• Data shown:
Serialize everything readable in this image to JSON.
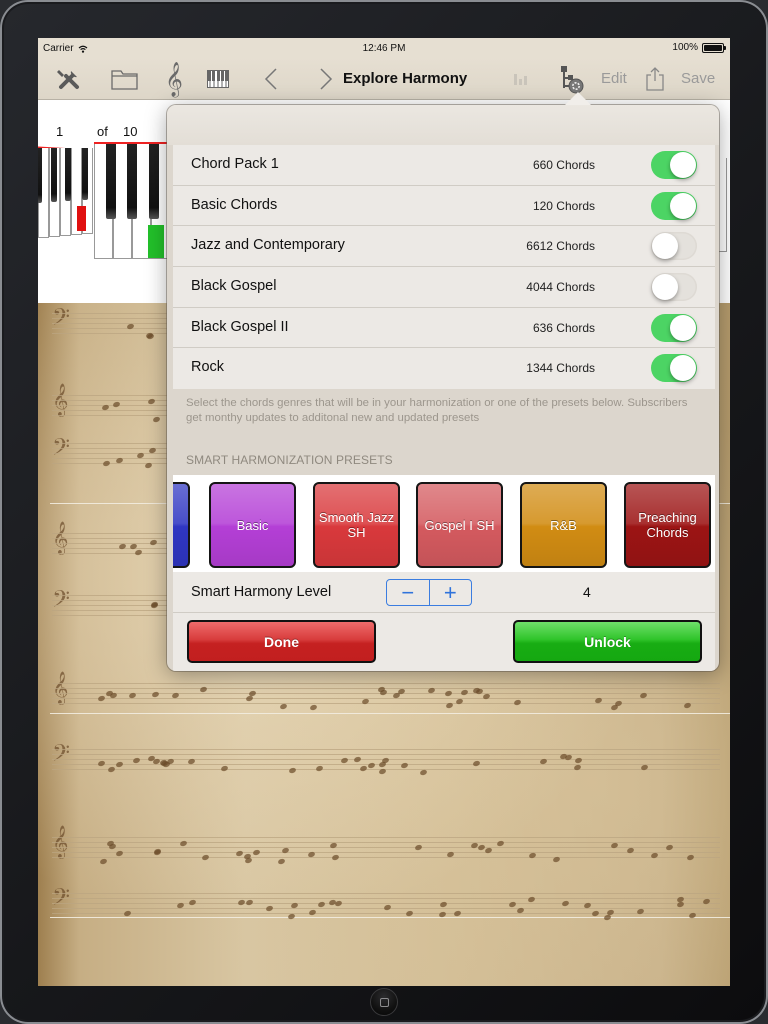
{
  "status_bar": {
    "carrier": "Carrier",
    "time": "12:46 PM",
    "battery": "100%"
  },
  "nav_bar": {
    "title": "Explore Harmony",
    "edit_label": "Edit",
    "save_label": "Save",
    "icons": [
      "tools-icon",
      "folder-icon",
      "treble-clef-icon",
      "piano-keyboard-icon",
      "chevron-left-icon",
      "chevron-right-icon",
      "bar-chart-icon",
      "harmony-settings-icon",
      "share-icon"
    ]
  },
  "page_indicator": {
    "current": "1",
    "of_label": "of",
    "total": "10"
  },
  "popover": {
    "genres": [
      {
        "name": "Chord Pack 1",
        "count": "660 Chords",
        "enabled": true
      },
      {
        "name": "Basic Chords",
        "count": "120 Chords",
        "enabled": true
      },
      {
        "name": "Jazz and Contemporary",
        "count": "6612 Chords",
        "enabled": false
      },
      {
        "name": "Black Gospel",
        "count": "4044 Chords",
        "enabled": false
      },
      {
        "name": "Black Gospel II",
        "count": "636 Chords",
        "enabled": true
      },
      {
        "name": "Rock",
        "count": "1344 Chords",
        "enabled": true
      }
    ],
    "help_text": "Select the chords genres that will be in your harmonization or one of the presets below. Subscribers get monthy updates to additonal new and updated presets",
    "presets_header": "SMART HARMONIZATION PRESETS",
    "presets": [
      {
        "label": "",
        "color": "#2f36c2"
      },
      {
        "label": "Basic",
        "color": "#b43fd6"
      },
      {
        "label": "Smooth Jazz SH",
        "color": "#d9393c"
      },
      {
        "label": "Gospel I SH",
        "color": "#d45a5f"
      },
      {
        "label": "R&B",
        "color": "#d18c13"
      },
      {
        "label": "Preaching Chords",
        "color": "#9c1414"
      }
    ],
    "level": {
      "label": "Smart Harmony Level",
      "minus": "−",
      "plus": "+",
      "value": "4"
    },
    "done_label": "Done",
    "unlock_label": "Unlock"
  },
  "colors": {
    "toggle_on": "#4cd464",
    "stepper_blue": "#2f73db",
    "done_red": "#c52121",
    "unlock_green": "#18ad13",
    "highlight_key_red": "#e01010",
    "highlight_key_green": "#22c02a"
  }
}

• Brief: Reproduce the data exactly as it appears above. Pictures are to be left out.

• Result below:
Serialize everything readable in this image to JSON.
{
  "status_bar": {
    "carrier": "Carrier",
    "time": "12:46 PM",
    "battery": "100%"
  },
  "nav_bar": {
    "title": "Explore Harmony",
    "edit_label": "Edit",
    "save_label": "Save",
    "icons": [
      "tools-icon",
      "folder-icon",
      "treble-clef-icon",
      "piano-keyboard-icon",
      "chevron-left-icon",
      "chevron-right-icon",
      "bar-chart-icon",
      "harmony-settings-icon",
      "share-icon"
    ]
  },
  "page_indicator": {
    "current": "1",
    "of_label": "of",
    "total": "10"
  },
  "popover": {
    "genres": [
      {
        "name": "Chord Pack 1",
        "count": "660 Chords",
        "enabled": true
      },
      {
        "name": "Basic Chords",
        "count": "120 Chords",
        "enabled": true
      },
      {
        "name": "Jazz and Contemporary",
        "count": "6612 Chords",
        "enabled": false
      },
      {
        "name": "Black Gospel",
        "count": "4044 Chords",
        "enabled": false
      },
      {
        "name": "Black Gospel II",
        "count": "636 Chords",
        "enabled": true
      },
      {
        "name": "Rock",
        "count": "1344 Chords",
        "enabled": true
      }
    ],
    "help_text": "Select the chords genres that will be in your harmonization or one of the presets below. Subscribers get monthy updates to additonal new and updated presets",
    "presets_header": "SMART HARMONIZATION PRESETS",
    "presets": [
      {
        "label": "",
        "color": "#2f36c2"
      },
      {
        "label": "Basic",
        "color": "#b43fd6"
      },
      {
        "label": "Smooth Jazz SH",
        "color": "#d9393c"
      },
      {
        "label": "Gospel I SH",
        "color": "#d45a5f"
      },
      {
        "label": "R&B",
        "color": "#d18c13"
      },
      {
        "label": "Preaching Chords",
        "color": "#9c1414"
      }
    ],
    "level": {
      "label": "Smart Harmony Level",
      "minus": "−",
      "plus": "+",
      "value": "4"
    },
    "done_label": "Done",
    "unlock_label": "Unlock"
  },
  "colors": {
    "toggle_on": "#4cd464",
    "stepper_blue": "#2f73db",
    "done_red": "#c52121",
    "unlock_green": "#18ad13",
    "highlight_key_red": "#e01010",
    "highlight_key_green": "#22c02a"
  }
}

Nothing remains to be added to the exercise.